The 99 Percent Occupy Boston, Reported on From the Inside

Chris Faraone covers the first three months of the Occupy Boston movement from the organizational core to the public effects.


| May 2012



99 Nights With The 99 Percent

“99 Nights With The 99 Percent” covers dispatches of the first three months of the Occupy Revolution from the perspective of reporter, blogger and tweeter, Chris Faraone. Faraone spent almost every waking hour honing his insight into America’s economic counterculture and this book is a compilation of his insight on the diverse and changing group of well-meaning protestors who organized to stand up for themselves.

WRITE TO POWER

From the street to the tweet, the Occupy movement gained momentum, and people organized to protest for change. 99 Nights With The 99 Percent (Write to Power, 2012) by Chris Faraone covers the first three months of the Occupy movement from Occupy Wall Street to Occupy Miami. In this excerpt, Faraone goes inside to the organizational core at the beginning of Occupy Boston and Occupy Dewey Square. Read this brief account of how the assembly met to get started. This excerpt is taken from the section “Occupy Boston Common.”  

American Bandstand

September 28, 2011 

At this early juncture it’s fair to say that Occupy Wall Street is successful. I’m not being sarcastic. Yesterday I wrote about the media frenzy that has fertilized their protests from day one, and that’s rained down even harder since police began beating demonstrators. And after last night’s Occupy meeting at the Boston Common bandstand, I’m convinced that the hordes have achieved something even greater than attracting press: regardless of what they accomplish in the end, Occupy has already become the hottest protest franchise since the Tea Party. Which is why it makes sense that our rally-happy Hub is the first city to strike while the brand is hot.

Last night’s kickoff testified to the weight of this movement. People have been angry for some time, but for many it was Occupy that motivated them — not the countless other protests that unfold every week around here. Roughly 300 showed — with a number of reporters also on the scene — despite the event having been announced less than a day ahead of time (Steve Annear broke the story in the Boston Metro). By a show of hands, a few dozen folks on the Common got their feet wet in New York at Occupy Wall Street.
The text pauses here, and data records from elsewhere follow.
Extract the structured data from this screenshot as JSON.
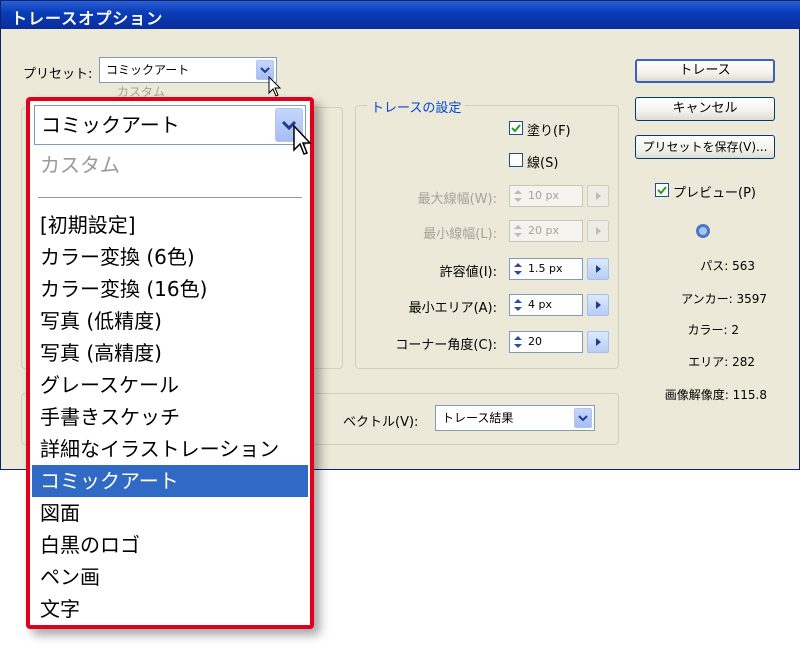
{
  "window": {
    "title": "トレースオプション"
  },
  "preset": {
    "label": "プリセット:",
    "value": "コミックアート",
    "ghost_item": "カスタム"
  },
  "buttons": {
    "trace": "トレース",
    "cancel": "キャンセル",
    "save_preset": "プリセットを保存(V)..."
  },
  "preview": {
    "label": "プレビュー(P)",
    "checked": true
  },
  "trace_settings": {
    "title": "トレースの設定",
    "fill": {
      "label": "塗り(F)",
      "checked": true
    },
    "stroke": {
      "label": "線(S)",
      "checked": false
    },
    "rows": [
      {
        "label": "最大線幅(W):",
        "value": "10 px",
        "disabled": true
      },
      {
        "label": "最小線幅(L):",
        "value": "20 px",
        "disabled": true
      },
      {
        "label": "許容値(I):",
        "value": "1.5 px",
        "disabled": false
      },
      {
        "label": "最小エリア(A):",
        "value": "4 px",
        "disabled": false
      },
      {
        "label": "コーナー角度(C):",
        "value": "20",
        "disabled": false
      }
    ]
  },
  "stats": {
    "paths": "パス: 563",
    "anchors": "アンカー: 3597",
    "colors": "カラー: 2",
    "areas": "エリア: 282",
    "resolution": "画像解像度: 115.8"
  },
  "vector": {
    "label": "ベクトル(V):",
    "value": "トレース結果"
  },
  "dropdown": {
    "value": "コミックアート",
    "items": [
      {
        "label": "カスタム",
        "state": "disabled"
      },
      {
        "label": "[初期設定]",
        "state": "normal"
      },
      {
        "label": "カラー変換 (6色)",
        "state": "normal"
      },
      {
        "label": "カラー変換 (16色)",
        "state": "normal"
      },
      {
        "label": "写真 (低精度)",
        "state": "normal"
      },
      {
        "label": "写真 (高精度)",
        "state": "normal"
      },
      {
        "label": "グレースケール",
        "state": "normal"
      },
      {
        "label": "手書きスケッチ",
        "state": "normal"
      },
      {
        "label": "詳細なイラストレーション",
        "state": "normal"
      },
      {
        "label": "コミックアート",
        "state": "selected"
      },
      {
        "label": "図面",
        "state": "normal"
      },
      {
        "label": "白黒のロゴ",
        "state": "normal"
      },
      {
        "label": "ペン画",
        "state": "normal"
      },
      {
        "label": "文字",
        "state": "normal"
      }
    ]
  },
  "colors": {
    "accent_red": "#e0001c",
    "selection_blue": "#316ac5",
    "titlebar_blue": "#0a3db8"
  }
}
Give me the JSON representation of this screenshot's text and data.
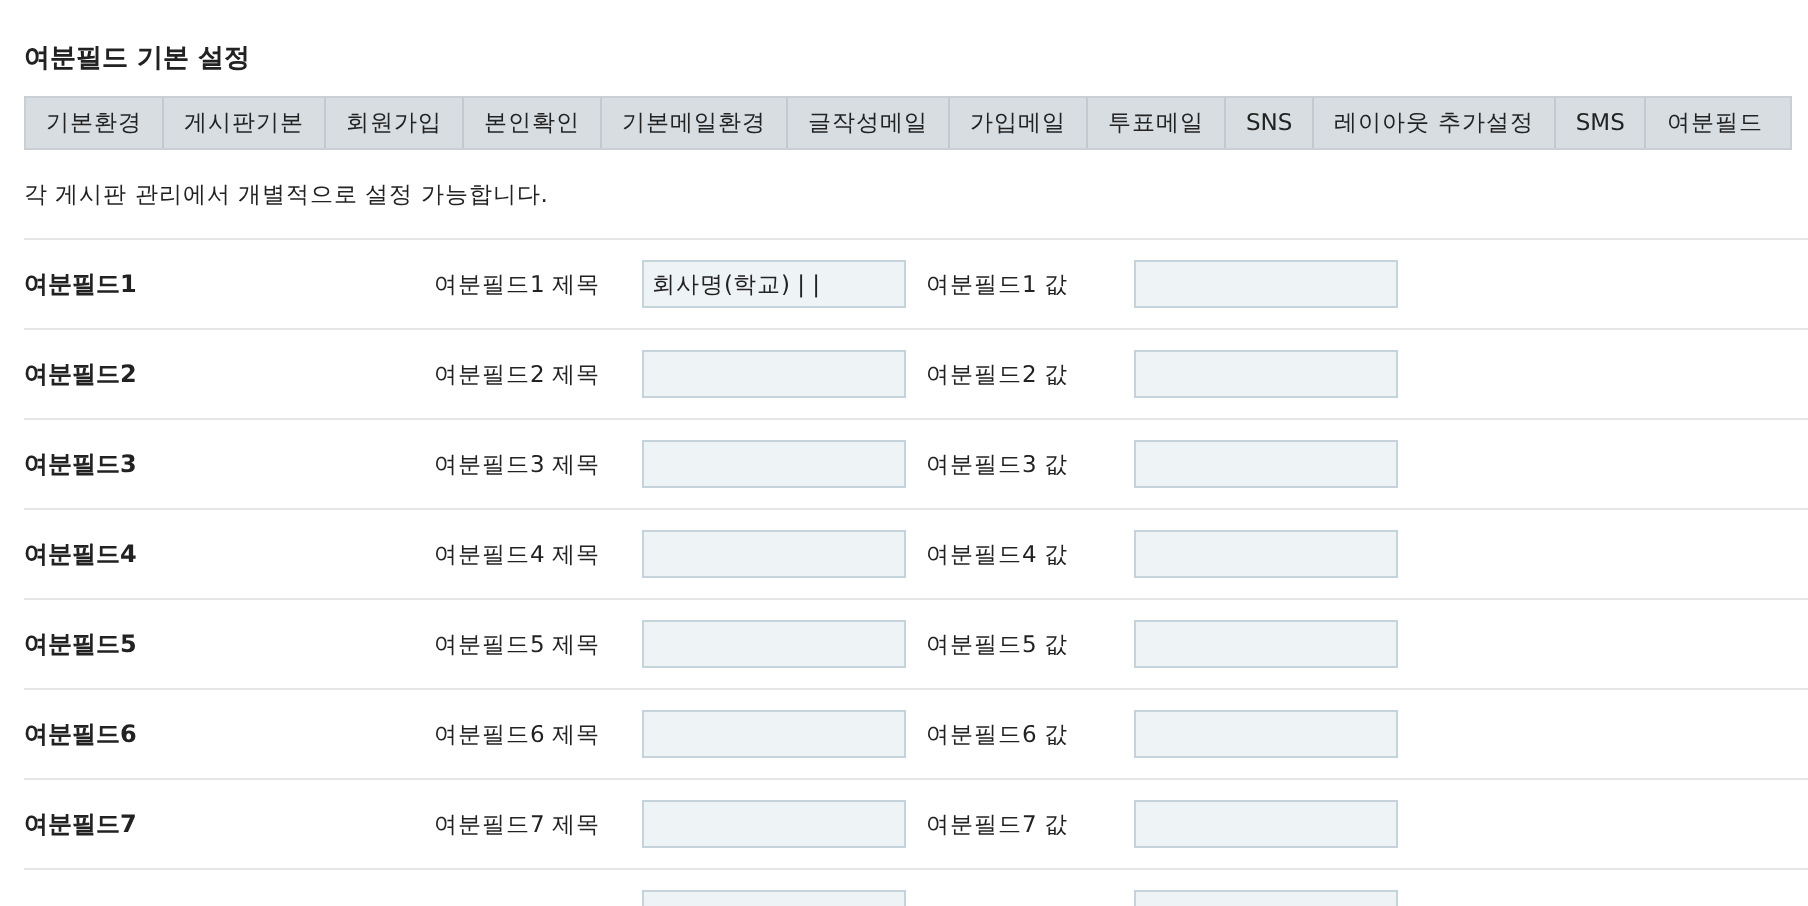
{
  "title": "여분필드 기본 설정",
  "tabs": [
    {
      "label": "기본환경"
    },
    {
      "label": "게시판기본"
    },
    {
      "label": "회원가입"
    },
    {
      "label": "본인확인"
    },
    {
      "label": "기본메일환경"
    },
    {
      "label": "글작성메일"
    },
    {
      "label": "가입메일"
    },
    {
      "label": "투표메일"
    },
    {
      "label": "SNS"
    },
    {
      "label": "레이아웃 추가설정"
    },
    {
      "label": "SMS"
    },
    {
      "label": "여분필드"
    }
  ],
  "description": "각 게시판 관리에서 개별적으로 설정 가능합니다.",
  "rows": [
    {
      "name": "여분필드1",
      "title_label": "여분필드1 제목",
      "title_value": "회사명(학교) | |",
      "value_label": "여분필드1 값",
      "value": ""
    },
    {
      "name": "여분필드2",
      "title_label": "여분필드2 제목",
      "title_value": "",
      "value_label": "여분필드2 값",
      "value": ""
    },
    {
      "name": "여분필드3",
      "title_label": "여분필드3 제목",
      "title_value": "",
      "value_label": "여분필드3 값",
      "value": ""
    },
    {
      "name": "여분필드4",
      "title_label": "여분필드4 제목",
      "title_value": "",
      "value_label": "여분필드4 값",
      "value": ""
    },
    {
      "name": "여분필드5",
      "title_label": "여분필드5 제목",
      "title_value": "",
      "value_label": "여분필드5 값",
      "value": ""
    },
    {
      "name": "여분필드6",
      "title_label": "여분필드6 제목",
      "title_value": "",
      "value_label": "여분필드6 값",
      "value": ""
    },
    {
      "name": "여분필드7",
      "title_label": "여분필드7 제목",
      "title_value": "",
      "value_label": "여분필드7 값",
      "value": ""
    },
    {
      "title_value": "",
      "value": ""
    }
  ]
}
But for the most part, these people — mostly young, but overall from a mix of backgrounds, ages, and ethnicities — were inspired to act by what they’d seen online and in the news.
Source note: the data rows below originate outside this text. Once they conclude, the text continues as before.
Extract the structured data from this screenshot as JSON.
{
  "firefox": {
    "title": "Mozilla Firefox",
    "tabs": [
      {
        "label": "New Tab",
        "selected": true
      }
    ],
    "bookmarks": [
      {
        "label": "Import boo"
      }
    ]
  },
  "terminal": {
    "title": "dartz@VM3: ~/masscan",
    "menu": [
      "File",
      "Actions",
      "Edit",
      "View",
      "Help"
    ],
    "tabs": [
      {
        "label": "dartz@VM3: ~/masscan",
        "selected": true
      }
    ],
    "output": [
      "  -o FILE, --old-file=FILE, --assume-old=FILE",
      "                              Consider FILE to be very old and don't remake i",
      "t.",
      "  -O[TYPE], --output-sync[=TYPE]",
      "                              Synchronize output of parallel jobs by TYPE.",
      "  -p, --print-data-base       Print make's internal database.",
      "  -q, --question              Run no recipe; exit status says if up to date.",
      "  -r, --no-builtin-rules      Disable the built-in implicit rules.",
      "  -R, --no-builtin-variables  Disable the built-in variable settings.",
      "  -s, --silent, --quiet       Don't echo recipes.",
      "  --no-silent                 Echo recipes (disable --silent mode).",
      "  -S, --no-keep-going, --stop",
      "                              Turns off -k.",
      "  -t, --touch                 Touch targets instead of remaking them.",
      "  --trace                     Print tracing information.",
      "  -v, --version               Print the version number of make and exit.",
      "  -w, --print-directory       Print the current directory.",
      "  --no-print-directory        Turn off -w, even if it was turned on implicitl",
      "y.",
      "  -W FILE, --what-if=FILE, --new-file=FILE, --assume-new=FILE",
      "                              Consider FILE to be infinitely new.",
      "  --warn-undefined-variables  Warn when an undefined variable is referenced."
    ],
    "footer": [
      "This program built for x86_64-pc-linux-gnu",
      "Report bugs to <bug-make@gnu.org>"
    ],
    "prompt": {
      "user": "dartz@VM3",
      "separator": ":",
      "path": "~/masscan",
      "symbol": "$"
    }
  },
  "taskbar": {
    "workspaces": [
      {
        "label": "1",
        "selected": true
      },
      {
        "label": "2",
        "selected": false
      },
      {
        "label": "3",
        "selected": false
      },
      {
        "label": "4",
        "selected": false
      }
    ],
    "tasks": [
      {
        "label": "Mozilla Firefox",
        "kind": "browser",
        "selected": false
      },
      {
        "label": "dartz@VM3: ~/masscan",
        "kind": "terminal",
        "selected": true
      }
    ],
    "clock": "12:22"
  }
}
Following an introduction by organizer Robin Jacks — whose opening “Welcome to Occupy Boston” greetings may have summoned Thunderdome memories for older onlookers — an array of speakers took no longer than a few minutes a piece to chime in. Though they were asked to address Occupy priorities, many waxed extensively on tangential causes — the Fifth Amendment, capital punishment, and so on — until about a half-hour in. Then, at around 8 pm, the first real order of business commenced when someone asked the crowd to think about when and where they might occupy. The same speaker than detoured onto a rant about growing his own food, but he nonetheless rolled the ball in the right direction.

By a show of hands at the start of the assembly, about 20 people were interested in helping maintain a prolonged Boston occupation. But some participants got more serious as the night progressed — especially after everyone divided into working groups, and began to discuss logistical implementation issues ranging from legal, food, and medical to outreach and media. There were still some goofy moments — the night’s loudest cheers came when someone screamed “Fuck capitalism!” But overall the maturity level increased over the three-plus hour congress.